These included dates of birth, home addresses, gang associations and whether they were likely to carry a gun or knife.
An investigation by the Information Commissioner’s Office (ICO) found these details – on a database called the ‘Gangs Matrix’ – were then obtained by rival gang members between May and September 2017.
It said a spate of gang violence in the borough of Newham that same year included victims whose details were exposed in the data breach
Despite this, the ICO said it was not possible to say whether there was a causal connection between any individual incidents of violence and the data breach.
The ‘Gangs Matrix’ list was established after the 2011 London riots but has previously been criticised by the ICO for failing to distinguish between victims of crime and offenders.
At Hudgell Solicitors, we are currently representing one of the individuals named on the list which was shared with other agencies by Newham Council.
This was a clear breach of data protection laws which, given the nature of information contained, could have had serious consequences for not only those on the list, but people close to them. It could have put lives at risk.
With regards to our client, the address contained on the list was that of his parents, and for this information to fall into the wrong hands – as it clearly did -was highly worrying, so much so that they had to take extra security measures.
Such lists and information are of course vital for the police and other agencies when tackling serious crime.
However, it is also information which can escalate crime and increase risk if not properly handled and protected, and if it falls into the wrong hands. A situation where it is being shared on social media is frankly a disgrace.

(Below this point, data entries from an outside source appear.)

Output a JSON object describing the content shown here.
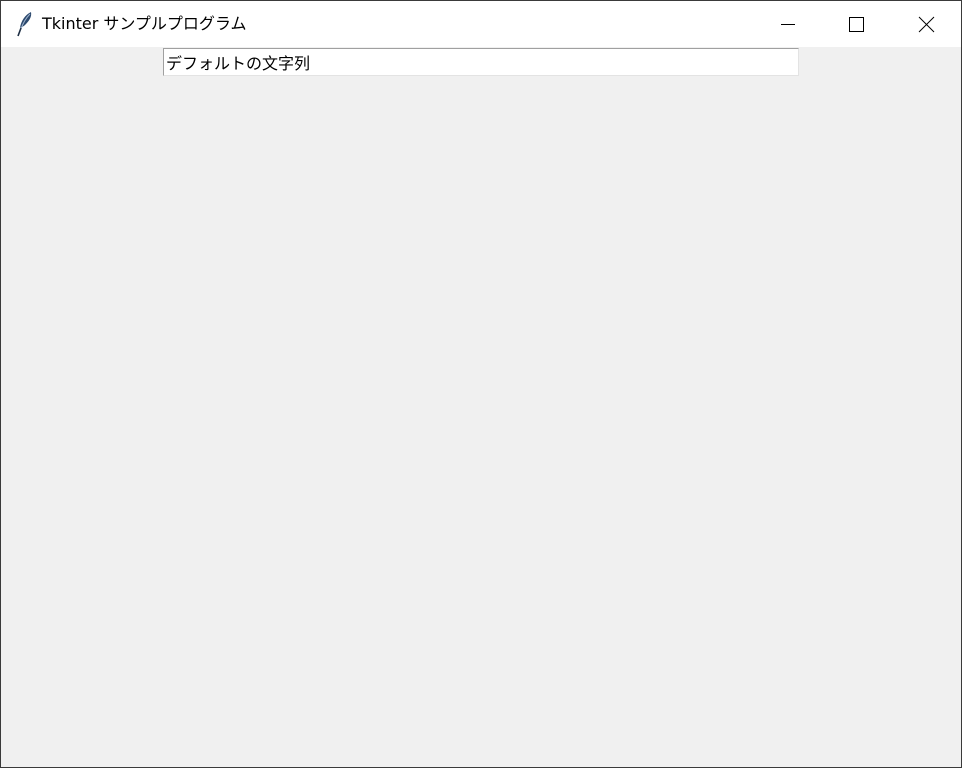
{
  "window": {
    "title": "Tkinter サンプルプログラム",
    "app_icon": "tk-feather-icon",
    "controls": {
      "minimize": "minimize-icon",
      "maximize": "maximize-icon",
      "close": "close-icon"
    }
  },
  "entry": {
    "value": "デフォルトの文字列"
  }
}
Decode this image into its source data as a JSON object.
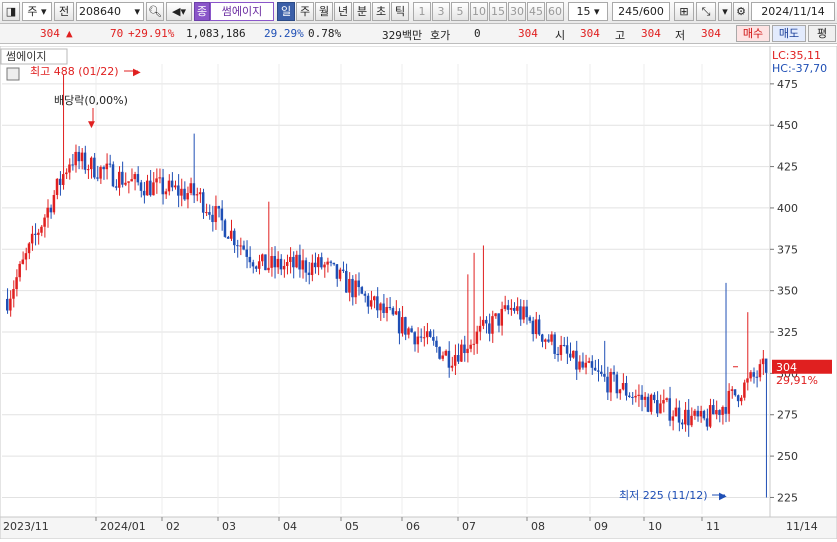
{
  "toolbar": {
    "market_type": "주",
    "chart_kind": "전",
    "stock_code": "208640",
    "stock_badge": "종",
    "stock_name": "썸에이지",
    "periods": [
      "일",
      "주",
      "월",
      "년",
      "분",
      "초",
      "틱"
    ],
    "active_period": "일",
    "intervals": [
      "1",
      "3",
      "5",
      "10",
      "15",
      "30",
      "45",
      "60"
    ],
    "interval_value": "15",
    "count_display": "245/600",
    "date_value": "2024/11/14"
  },
  "quote": {
    "price": "304",
    "change": "70",
    "change_rate": "+29.91%",
    "volume": "1,083,186",
    "volume_rate": "29.29%",
    "turnover": "0.78%",
    "amount": "329백만",
    "hoga_label": "호가",
    "hoga_value": "0",
    "hoga_price": "304",
    "open_label": "시",
    "open_value": "304",
    "high_label": "고",
    "high_value": "304",
    "low_label": "저",
    "low_value": "304",
    "buy_label": "매수",
    "sell_label": "매도",
    "avg_label": "평"
  },
  "colors": {
    "up": "#e02020",
    "down": "#1f4fb5",
    "grid": "#e2e2e2",
    "axis_bg": "#ffffff",
    "price_tag": "#e02020"
  },
  "chart_data": {
    "type": "candlestick",
    "title": "썸에이지",
    "y_axis": {
      "ylim": [
        215,
        487
      ],
      "ticks": [
        225,
        250,
        275,
        300,
        325,
        350,
        375,
        400,
        425,
        450,
        475
      ]
    },
    "x_axis": {
      "labels": [
        "2023/11",
        "2024/01",
        "02",
        "03",
        "04",
        "05",
        "06",
        "07",
        "08",
        "09",
        "10",
        "11"
      ],
      "end_label": "11/14"
    },
    "indicators": {
      "lc": "LC:35,11",
      "hc": "HC:-37,70"
    },
    "current_price": {
      "value": "304",
      "change_rate": "29,91%"
    },
    "annotations": {
      "high": "최고 488 (01/22)",
      "low": "최저 225 (11/12)",
      "dividend": "배당락(0,00%)"
    },
    "monthly_path": [
      {
        "month": "2023/11",
        "price": 345
      },
      {
        "month": "2023/12",
        "price": 430
      },
      {
        "month": "2024/01",
        "price": 415
      },
      {
        "month": "02",
        "price": 408
      },
      {
        "month": "03",
        "price": 365
      },
      {
        "month": "04",
        "price": 365
      },
      {
        "month": "05",
        "price": 335
      },
      {
        "month": "06",
        "price": 310
      },
      {
        "month": "07",
        "price": 340
      },
      {
        "month": "08",
        "price": 305
      },
      {
        "month": "09",
        "price": 285
      },
      {
        "month": "10",
        "price": 270
      },
      {
        "month": "11",
        "price": 304
      }
    ]
  }
}
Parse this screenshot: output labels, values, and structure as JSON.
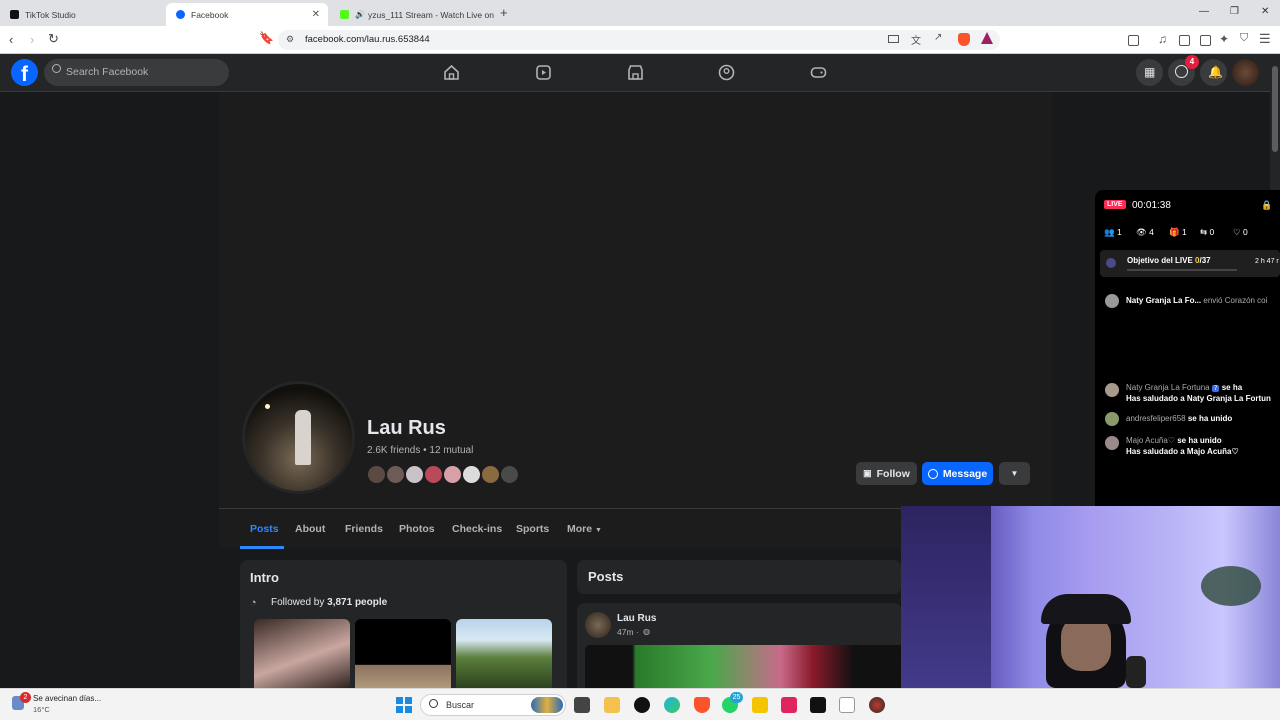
{
  "browser": {
    "tabs": [
      {
        "title": "TikTok Studio",
        "active": false
      },
      {
        "title": "Facebook",
        "active": true
      },
      {
        "title": "yzus_111 Stream - Watch Live on",
        "active": false
      }
    ],
    "url": "facebook.com/lau.rus.653844"
  },
  "fb_header": {
    "logo": "f",
    "search_placeholder": "Search Facebook",
    "messenger_badge": "4"
  },
  "profile": {
    "name": "Lau Rus",
    "friends_line": "2.6K friends • 12 mutual",
    "follow_label": "Follow",
    "message_label": "Message",
    "tabs": [
      "Posts",
      "About",
      "Friends",
      "Photos",
      "Check-ins",
      "Sports",
      "More"
    ]
  },
  "intro": {
    "title": "Intro",
    "followed_prefix": "Followed by ",
    "followed_count": "3,871 people"
  },
  "posts": {
    "title": "Posts",
    "author": "Lau Rus",
    "time": "47m ·"
  },
  "live_panel": {
    "live_badge": "LIVE",
    "timer": "00:01:38",
    "stats": [
      "1",
      "4",
      "1",
      "0",
      "0"
    ],
    "goal_label": "Objetivo del LIVE ",
    "goal_progress": "0",
    "goal_total": "/37",
    "goal_time": "2 h 47 r",
    "gift_user": "Naty Granja La Fo...",
    "gift_text": "envió Corazón coi",
    "chat": [
      {
        "user": "Naty Granja La Fortuna",
        "level": "7",
        "text": "se ha",
        "line2": "Has saludado a Naty Granja La Fortun"
      },
      {
        "user": "andresfeliper658",
        "text": "se ha unido",
        "line2": ""
      },
      {
        "user": "Majo Acuña♡",
        "text": "se ha unido",
        "line2": "Has saludado a Majo Acuña♡"
      }
    ]
  },
  "taskbar": {
    "weather_text": "Se avecinan días...",
    "temperature": "16°C",
    "weather_badge": "2",
    "search_label": "Buscar",
    "whatsapp_badge": "25"
  }
}
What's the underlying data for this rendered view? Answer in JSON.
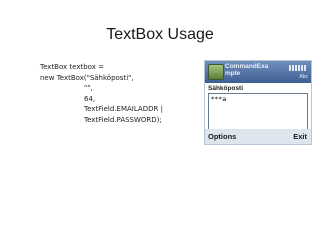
{
  "slide": {
    "title": "TextBox Usage"
  },
  "code": {
    "lines": [
      "TextBox textbox =",
      "new TextBox(\"Sähköposti\",",
      "\"\",",
      "64,",
      "TextField.EMAILADDR |",
      "TextField.PASSWORD);"
    ]
  },
  "phone": {
    "app_title": "CommandExa mple",
    "input_mode": "Abc",
    "textbox_label": "Sähköposti",
    "textbox_value": "***a",
    "left_softkey": "Options",
    "right_softkey": "Exit",
    "icons": {
      "app": "app-icon",
      "signal": "signal-icon"
    }
  }
}
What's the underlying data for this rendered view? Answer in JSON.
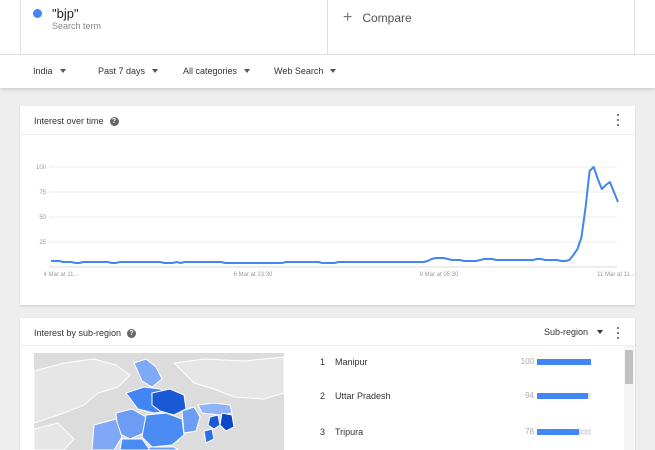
{
  "search_term": {
    "name": "\"bjp\"",
    "subtitle": "Search term",
    "color": "#4285f4"
  },
  "compare": {
    "label": "Compare"
  },
  "filters": {
    "region": "India",
    "time": "Past 7 days",
    "category": "All categories",
    "search_type": "Web Search"
  },
  "interest_over_time": {
    "title": "Interest over time",
    "help_icon": "help-circle-icon",
    "menu_icon": "more-vert-icon"
  },
  "chart_data": {
    "type": "line",
    "yticks": [
      "25",
      "50",
      "75",
      "100"
    ],
    "xtick_labels": [
      "4 Mar at 11...",
      "6 Mar at 23:30",
      "9 Mar at 05:30",
      "11 Mar at 11..."
    ],
    "ylim": [
      0,
      100
    ],
    "grid": true,
    "series": [
      {
        "color": "#4285f4",
        "values": [
          6,
          6,
          6,
          5,
          5,
          5,
          4,
          4,
          5,
          5,
          5,
          5,
          5,
          5,
          5,
          4,
          4,
          5,
          5,
          5,
          5,
          5,
          5,
          5,
          5,
          5,
          5,
          5,
          4,
          4,
          4,
          5,
          4,
          5,
          5,
          5,
          5,
          5,
          5,
          5,
          5,
          5,
          5,
          4,
          4,
          4,
          4,
          4,
          4,
          4,
          4,
          4,
          4,
          4,
          4,
          4,
          4,
          4,
          5,
          5,
          5,
          5,
          5,
          5,
          5,
          5,
          5,
          4,
          4,
          4,
          4,
          5,
          5,
          5,
          5,
          5,
          5,
          5,
          5,
          5,
          5,
          5,
          5,
          5,
          5,
          5,
          5,
          5,
          5,
          5,
          5,
          5,
          5,
          6,
          8,
          9,
          9,
          9,
          8,
          7,
          7,
          7,
          6,
          6,
          6,
          6,
          7,
          8,
          8,
          8,
          7,
          7,
          7,
          7,
          7,
          7,
          7,
          7,
          7,
          7,
          8,
          8,
          7,
          7,
          7,
          7,
          6,
          6,
          7,
          12,
          18,
          30,
          60,
          96,
          100,
          88,
          78,
          82,
          85,
          75,
          65
        ]
      }
    ]
  },
  "interest_by_subregion": {
    "title": "Interest by sub-region",
    "help_icon": "help-circle-icon",
    "menu_icon": "more-vert-icon",
    "resolution_select": "Sub-region",
    "rows": [
      {
        "rank": "1",
        "name": "Manipur",
        "value": "100",
        "level": 100
      },
      {
        "rank": "2",
        "name": "Uttar Pradesh",
        "value": "94",
        "level": 94
      },
      {
        "rank": "3",
        "name": "Tripura",
        "value": "78",
        "level": 78
      }
    ],
    "bar_color": "#4285f4"
  }
}
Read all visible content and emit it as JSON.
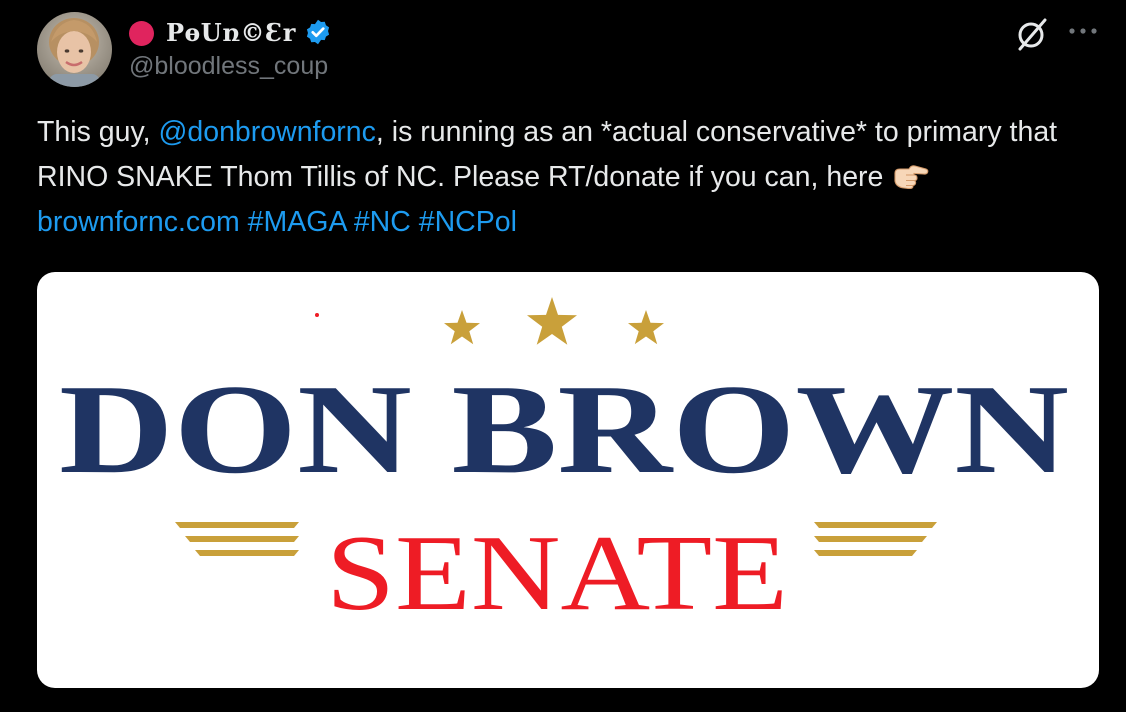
{
  "author": {
    "display_name": "PѳUռ©Ɛr",
    "handle": "@bloodless_coup",
    "verified": true,
    "status_color": "#e0245e"
  },
  "icons": {
    "grok": "grok-slash-circle-icon",
    "more": "more-horizontal-icon",
    "verified": "verified-badge-icon",
    "emoji": "backhand-index-pointing-right-emoji"
  },
  "tweet": {
    "text_1": "This guy, ",
    "mention": "@donbrownfornc",
    "text_2": ", is running as an *actual conservative* to primary that RINO SNAKE Thom Tillis of NC. Please RT/donate if you can, here ",
    "url": "brownfornc.com",
    "hashtags": [
      "#MAGA",
      "#NC",
      "#NCPol"
    ]
  },
  "media": {
    "line1": "DON BROWN",
    "line2": "SENATE",
    "colors": {
      "navy": "#1f3463",
      "red": "#ee1c25",
      "gold": "#c9a03a"
    }
  },
  "colors": {
    "background": "#000000",
    "text": "#e7e9ea",
    "secondary": "#71767b",
    "link": "#1d9bf0"
  }
}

As in many cases we see of data protection breaches, this was a serious but ultimately basic error over email communication.
It is surprising that Newham Council had no policy in place for how employees should handle such sensitive information, and lessons certainly need to be learned with that regard.